  • R.T. France: “To take hold of the feet is a recognized act of supplication and homage (Mark 5:22; 7:25; Luke 17:16). Such an act requires a low posture, and it is possible that proskyneō, which we have seen elsewhere to denote homage or obeisance to someone of superior social status or authority….means only that they bowed down in order to touch Jesus’ feet. But the element of ‘worship’ which is also strongly built into the usage of this verb in Matthew (see especially 4:9, 10; 14:33) is surely also prominent here, as it will be in the meeting of the male disciples with the risen Jesus in 28:17. You do not simply offer conventional politeness to someone just raised from the dead.”[6]

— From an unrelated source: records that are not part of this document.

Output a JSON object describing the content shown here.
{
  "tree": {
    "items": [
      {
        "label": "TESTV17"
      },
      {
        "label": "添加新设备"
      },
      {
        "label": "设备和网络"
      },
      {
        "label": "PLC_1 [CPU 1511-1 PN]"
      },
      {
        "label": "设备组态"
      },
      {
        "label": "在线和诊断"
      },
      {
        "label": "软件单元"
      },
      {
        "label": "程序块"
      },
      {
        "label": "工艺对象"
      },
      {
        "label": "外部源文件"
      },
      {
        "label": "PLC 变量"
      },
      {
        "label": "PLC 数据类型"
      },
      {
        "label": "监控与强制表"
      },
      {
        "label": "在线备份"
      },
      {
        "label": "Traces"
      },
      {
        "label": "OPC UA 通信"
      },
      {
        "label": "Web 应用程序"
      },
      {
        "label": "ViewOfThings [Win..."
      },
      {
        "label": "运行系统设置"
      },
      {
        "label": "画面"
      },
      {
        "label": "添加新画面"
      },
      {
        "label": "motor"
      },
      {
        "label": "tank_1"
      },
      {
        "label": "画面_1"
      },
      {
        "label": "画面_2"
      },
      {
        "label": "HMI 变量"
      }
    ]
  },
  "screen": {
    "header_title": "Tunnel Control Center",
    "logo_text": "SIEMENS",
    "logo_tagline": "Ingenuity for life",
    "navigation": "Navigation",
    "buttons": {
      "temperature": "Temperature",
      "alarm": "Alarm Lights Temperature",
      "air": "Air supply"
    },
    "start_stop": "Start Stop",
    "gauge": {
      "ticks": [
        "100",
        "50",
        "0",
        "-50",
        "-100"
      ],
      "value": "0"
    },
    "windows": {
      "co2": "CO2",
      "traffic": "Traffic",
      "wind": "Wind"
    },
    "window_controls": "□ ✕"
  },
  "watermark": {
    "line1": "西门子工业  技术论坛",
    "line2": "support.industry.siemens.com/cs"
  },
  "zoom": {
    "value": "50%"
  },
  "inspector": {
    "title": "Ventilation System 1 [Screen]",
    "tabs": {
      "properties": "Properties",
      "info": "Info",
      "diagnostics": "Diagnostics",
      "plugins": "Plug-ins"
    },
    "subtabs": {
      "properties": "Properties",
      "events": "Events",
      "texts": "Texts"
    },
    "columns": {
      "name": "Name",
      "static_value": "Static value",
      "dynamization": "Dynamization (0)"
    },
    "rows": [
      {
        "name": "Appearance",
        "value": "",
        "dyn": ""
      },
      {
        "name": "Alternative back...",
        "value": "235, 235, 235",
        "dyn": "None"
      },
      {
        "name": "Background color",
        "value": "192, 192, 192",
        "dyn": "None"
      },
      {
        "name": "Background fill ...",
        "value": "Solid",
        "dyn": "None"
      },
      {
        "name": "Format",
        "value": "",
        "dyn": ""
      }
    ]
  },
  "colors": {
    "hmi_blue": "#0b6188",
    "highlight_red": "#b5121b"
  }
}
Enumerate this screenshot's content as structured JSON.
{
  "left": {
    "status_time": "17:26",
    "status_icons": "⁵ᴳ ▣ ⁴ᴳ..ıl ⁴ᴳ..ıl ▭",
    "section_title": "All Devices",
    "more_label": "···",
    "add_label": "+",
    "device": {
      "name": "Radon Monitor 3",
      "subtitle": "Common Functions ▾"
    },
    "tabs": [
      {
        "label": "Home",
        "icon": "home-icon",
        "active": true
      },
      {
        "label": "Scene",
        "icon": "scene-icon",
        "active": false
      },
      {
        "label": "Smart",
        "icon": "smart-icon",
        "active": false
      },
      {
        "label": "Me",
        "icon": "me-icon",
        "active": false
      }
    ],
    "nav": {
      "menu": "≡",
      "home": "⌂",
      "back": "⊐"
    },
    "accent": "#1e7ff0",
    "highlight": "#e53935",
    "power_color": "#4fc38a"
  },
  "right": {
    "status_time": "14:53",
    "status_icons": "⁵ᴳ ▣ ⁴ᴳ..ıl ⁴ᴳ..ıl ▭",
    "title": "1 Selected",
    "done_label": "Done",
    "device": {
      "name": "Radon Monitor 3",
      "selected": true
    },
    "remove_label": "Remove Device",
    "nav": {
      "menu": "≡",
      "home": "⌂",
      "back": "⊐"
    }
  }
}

The usage of proskuneō in Matthew 28:9 is not isolated from other areas in the Apostolic Writings or New Testament, where proskuneō is also employed, to describe some kind of honor or veneration directed toward Yeshua. But, if the Marys only intended to demonstrate honor and deference toward their resurrected Master, then it would have been entirely sufficient for Matthew 28:9 to have stopped at them grasping Yeshua’s feet: “And they came up and took hold of His feet [ekratēsan autou tous podas]…” The further inclusion of kai prosekunēsan autō, bears indication of religious veneration directed toward Yeshua. Among Messianic versions, the TLV appreciably translates Matthew 28:9 with, “They drew near, grasped his feet, and worshiped Him.”


[1] One version, whose publishers unambiguously hold to a low Christology of Yeshua not being God, actually does translate proskuneō in Matthew 28:9 as “worship”:

“They went over to him, held onto his feet, and worshiped him” (Anthony F. Buzzard, trans., The One God, the Father, One Man Messiah Translation [Atlanta: Restoration Fellowship, 2014], 112).

[2] Mounce and Mounce, 126.

[3] Hagner, Matthew 14-28, 874.

[4] Wilkins, 941.

[5] Nolland, Matthew, pp 1252-1253.

[6] France, Matthew, 1102.